== Stored records ==
====================
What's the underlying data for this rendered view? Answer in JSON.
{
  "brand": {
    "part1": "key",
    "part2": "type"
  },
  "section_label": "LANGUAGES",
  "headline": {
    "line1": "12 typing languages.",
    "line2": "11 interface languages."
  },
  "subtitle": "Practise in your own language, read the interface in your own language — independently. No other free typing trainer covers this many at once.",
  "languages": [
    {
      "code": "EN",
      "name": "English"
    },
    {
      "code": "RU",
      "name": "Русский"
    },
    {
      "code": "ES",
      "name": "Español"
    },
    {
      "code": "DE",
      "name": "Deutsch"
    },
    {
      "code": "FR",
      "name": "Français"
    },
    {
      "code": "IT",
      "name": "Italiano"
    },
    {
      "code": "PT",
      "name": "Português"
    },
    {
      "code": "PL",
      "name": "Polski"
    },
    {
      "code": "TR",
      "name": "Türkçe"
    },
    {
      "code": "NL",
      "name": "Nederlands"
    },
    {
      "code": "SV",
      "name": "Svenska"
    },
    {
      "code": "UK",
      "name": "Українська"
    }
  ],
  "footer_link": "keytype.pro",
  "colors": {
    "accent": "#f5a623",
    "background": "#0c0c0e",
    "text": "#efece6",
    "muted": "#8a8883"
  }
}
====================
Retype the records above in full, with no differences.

What's the underlying data for this rendered view? Answer in JSON.
{
  "brand": {
    "part1": "key",
    "part2": "type"
  },
  "section_label": "LANGUAGES",
  "headline": {
    "line1": "12 typing languages.",
    "line2": "11 interface languages."
  },
  "subtitle": "Practise in your own language, read the interface in your own language — independently. No other free typing trainer covers this many at once.",
  "languages": [
    {
      "code": "EN",
      "name": "English"
    },
    {
      "code": "RU",
      "name": "Русский"
    },
    {
      "code": "ES",
      "name": "Español"
    },
    {
      "code": "DE",
      "name": "Deutsch"
    },
    {
      "code": "FR",
      "name": "Français"
    },
    {
      "code": "IT",
      "name": "Italiano"
    },
    {
      "code": "PT",
      "name": "Português"
    },
    {
      "code": "PL",
      "name": "Polski"
    },
    {
      "code": "TR",
      "name": "Türkçe"
    },
    {
      "code": "NL",
      "name": "Nederlands"
    },
    {
      "code": "SV",
      "name": "Svenska"
    },
    {
      "code": "UK",
      "name": "Українська"
    }
  ],
  "footer_link": "keytype.pro",
  "colors": {
    "accent": "#f5a623",
    "background": "#0c0c0e",
    "text": "#efece6",
    "muted": "#8a8883"
  }
}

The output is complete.